Study material:
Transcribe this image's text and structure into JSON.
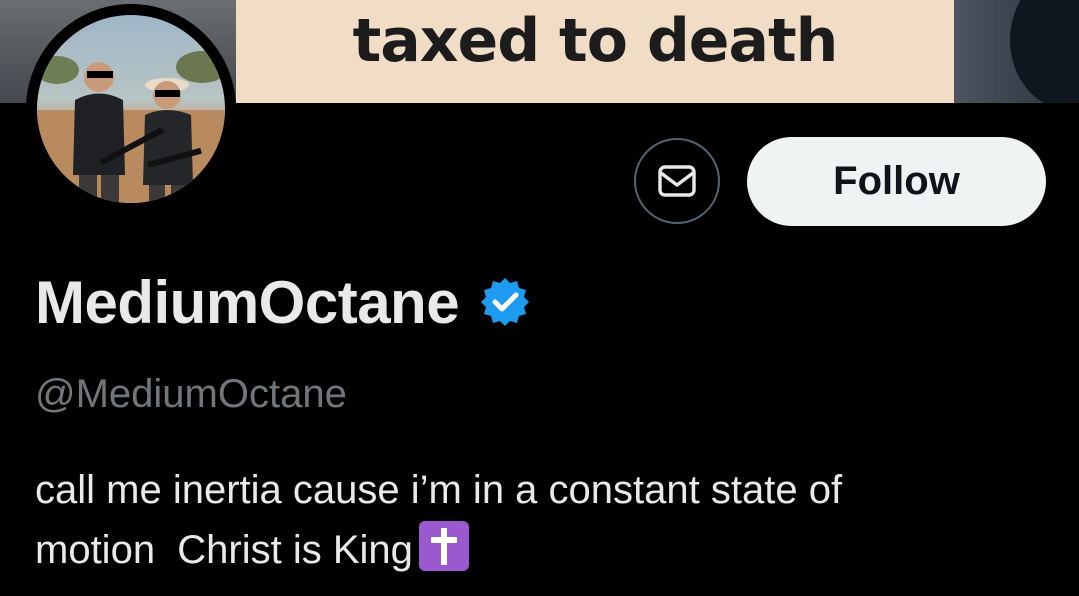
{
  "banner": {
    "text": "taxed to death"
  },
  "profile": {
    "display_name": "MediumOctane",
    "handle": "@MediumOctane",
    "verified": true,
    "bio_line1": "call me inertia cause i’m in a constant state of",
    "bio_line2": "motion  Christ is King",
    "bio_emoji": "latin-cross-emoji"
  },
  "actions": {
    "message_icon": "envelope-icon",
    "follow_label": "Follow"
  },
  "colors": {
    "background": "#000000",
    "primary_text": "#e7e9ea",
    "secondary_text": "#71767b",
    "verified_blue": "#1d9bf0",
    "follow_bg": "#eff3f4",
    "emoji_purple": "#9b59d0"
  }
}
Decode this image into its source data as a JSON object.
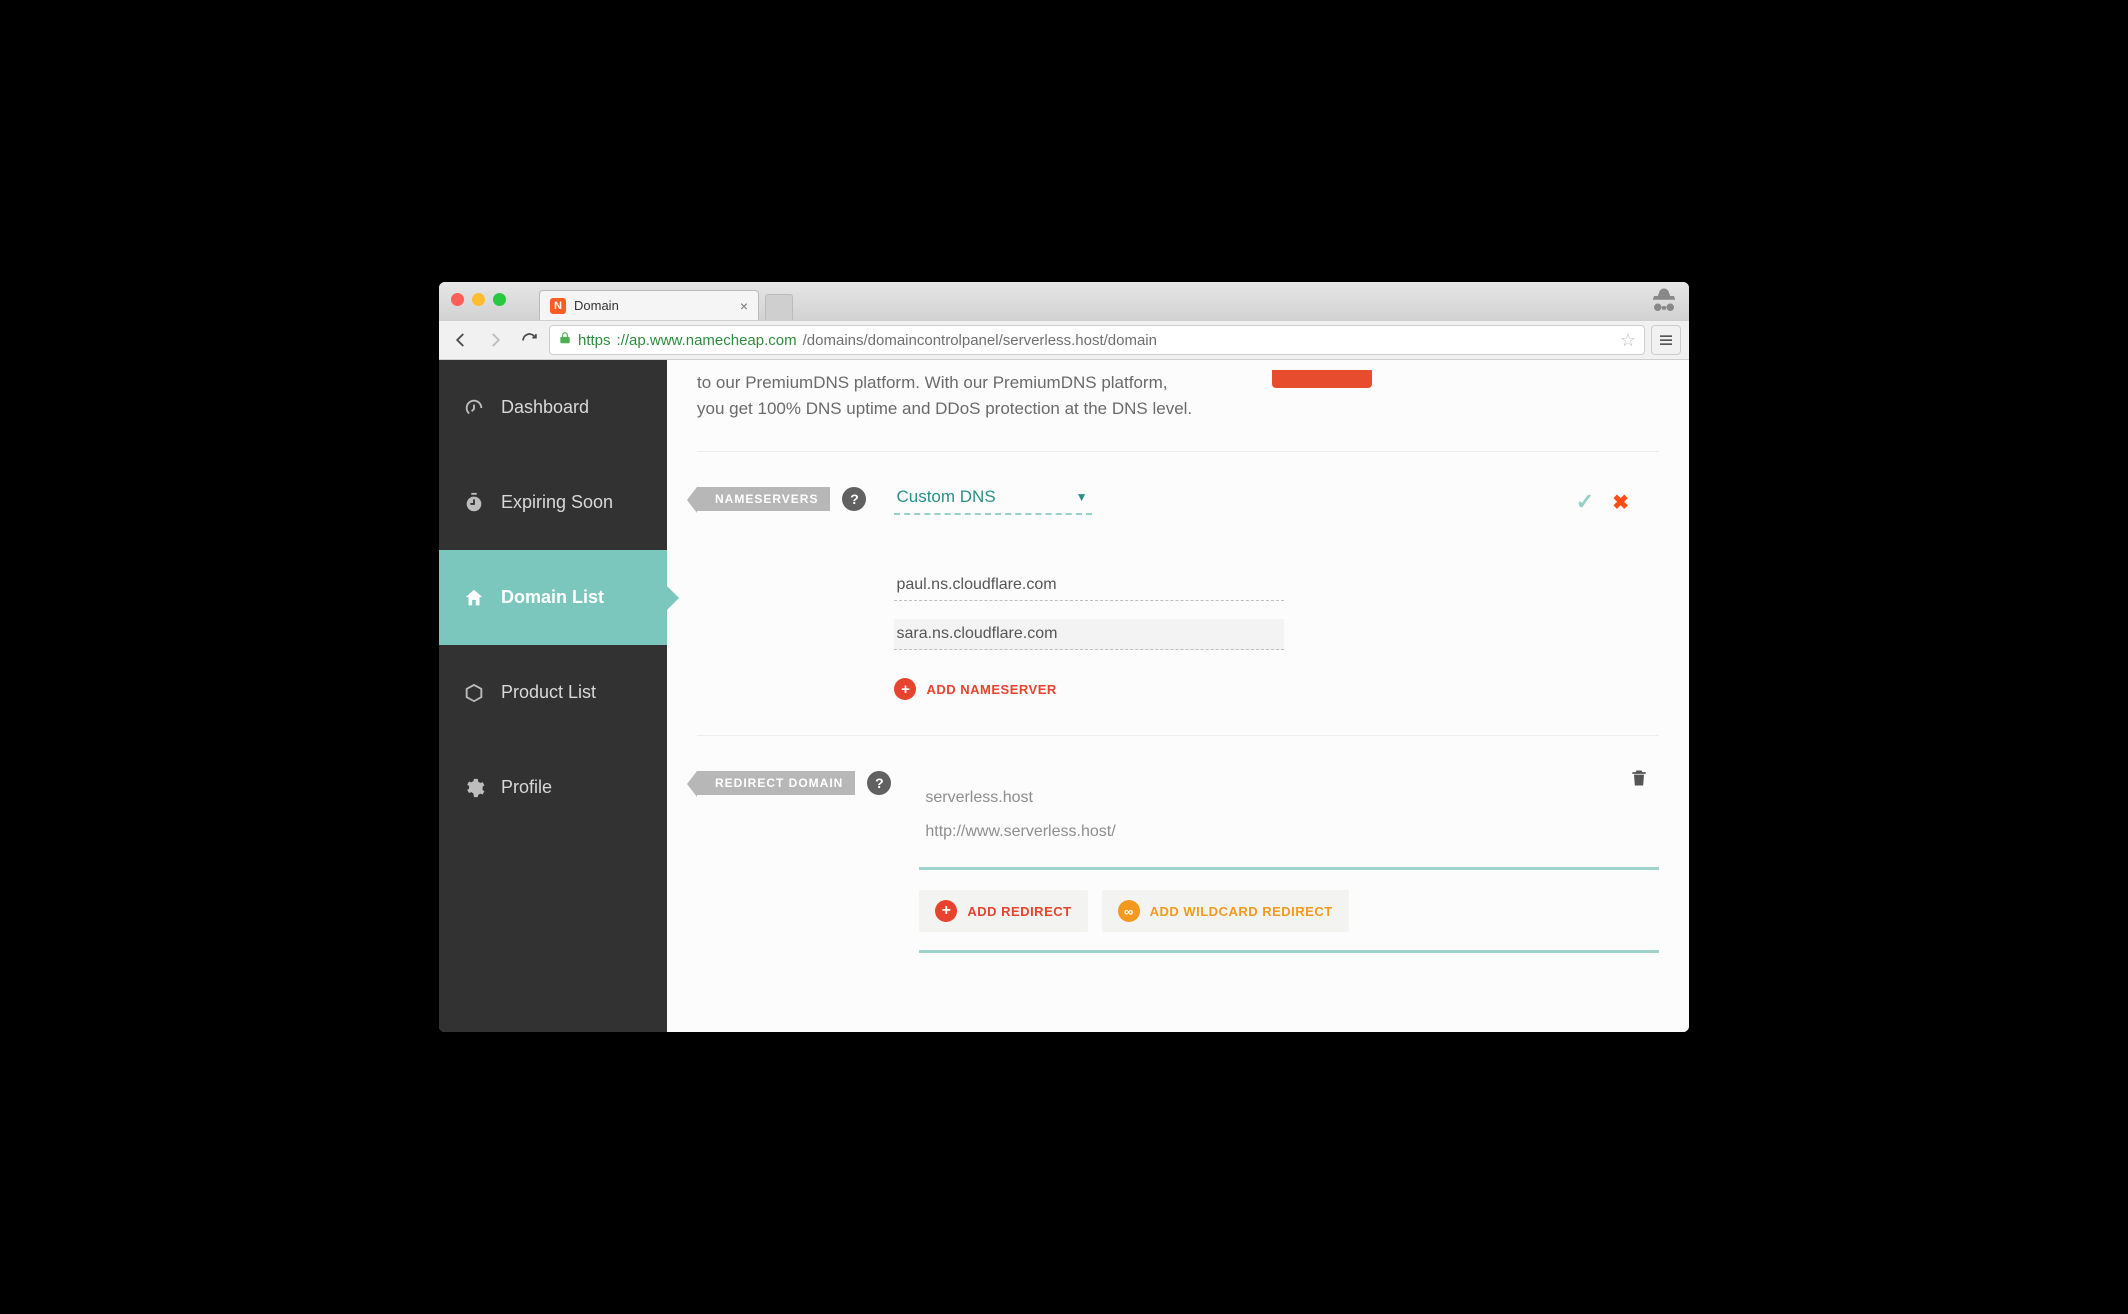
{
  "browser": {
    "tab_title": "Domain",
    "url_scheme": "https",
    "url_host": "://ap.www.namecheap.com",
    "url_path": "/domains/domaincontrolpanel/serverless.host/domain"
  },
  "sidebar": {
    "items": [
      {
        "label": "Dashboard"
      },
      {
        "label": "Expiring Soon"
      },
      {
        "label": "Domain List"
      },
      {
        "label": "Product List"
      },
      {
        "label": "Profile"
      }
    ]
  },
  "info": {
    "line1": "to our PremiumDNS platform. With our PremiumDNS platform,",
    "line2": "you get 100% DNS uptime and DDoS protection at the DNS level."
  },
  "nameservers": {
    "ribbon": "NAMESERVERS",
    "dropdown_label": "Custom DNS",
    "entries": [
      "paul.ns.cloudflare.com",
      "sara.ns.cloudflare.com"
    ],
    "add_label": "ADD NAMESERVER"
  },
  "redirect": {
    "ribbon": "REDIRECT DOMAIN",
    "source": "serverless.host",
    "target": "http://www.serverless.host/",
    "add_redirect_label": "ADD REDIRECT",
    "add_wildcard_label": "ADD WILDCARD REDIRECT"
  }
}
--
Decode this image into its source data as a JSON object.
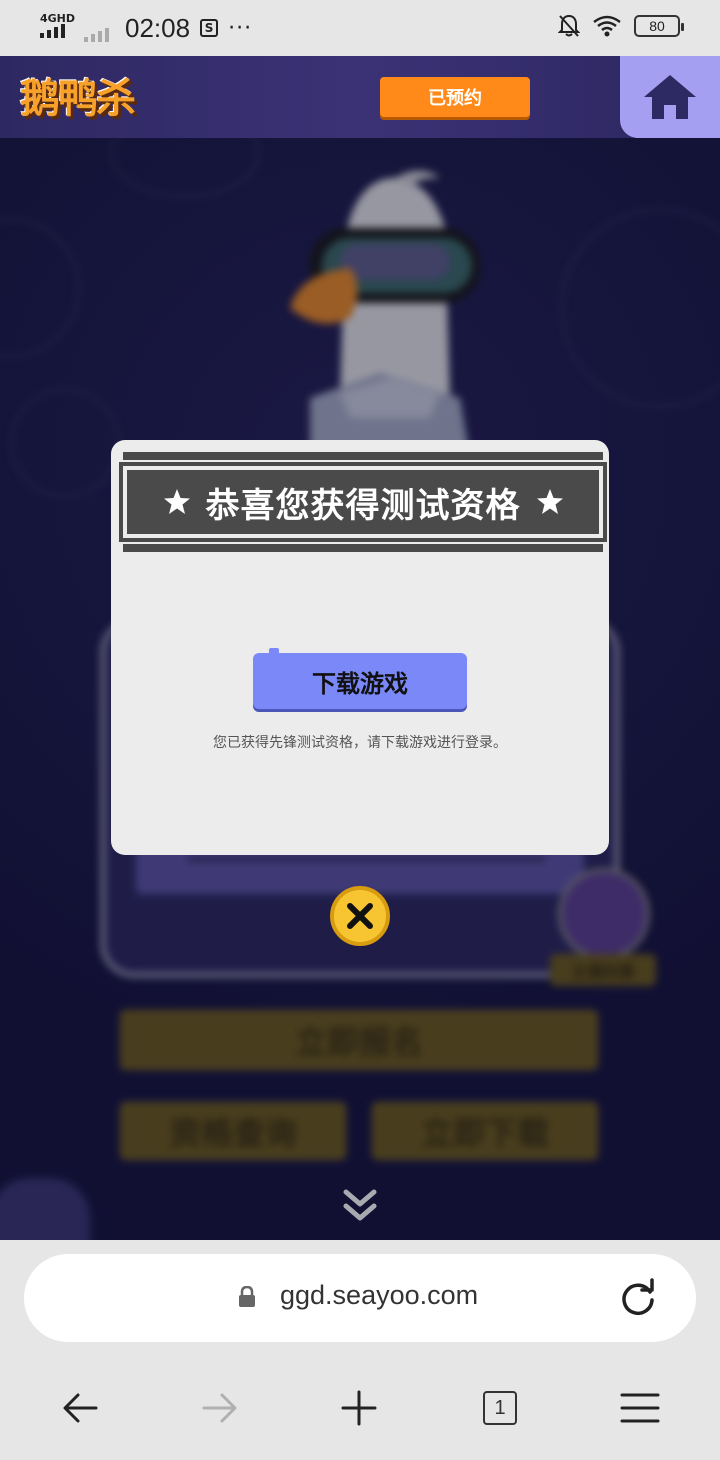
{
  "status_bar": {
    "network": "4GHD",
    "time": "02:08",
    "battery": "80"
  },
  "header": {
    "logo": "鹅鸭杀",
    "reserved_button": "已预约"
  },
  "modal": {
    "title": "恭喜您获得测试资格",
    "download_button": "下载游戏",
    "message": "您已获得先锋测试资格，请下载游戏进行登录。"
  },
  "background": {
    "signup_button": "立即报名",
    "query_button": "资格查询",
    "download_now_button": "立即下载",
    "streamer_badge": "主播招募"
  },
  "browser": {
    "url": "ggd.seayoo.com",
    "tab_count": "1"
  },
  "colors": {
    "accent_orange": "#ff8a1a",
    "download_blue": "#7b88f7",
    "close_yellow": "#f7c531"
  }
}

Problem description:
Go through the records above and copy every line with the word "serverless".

Your solution:
    "url_path": "/domains/domaincontrolpanel/serverless.host/domain"
    "source": "serverless.host",
    "target": "http://www.serverless.host/",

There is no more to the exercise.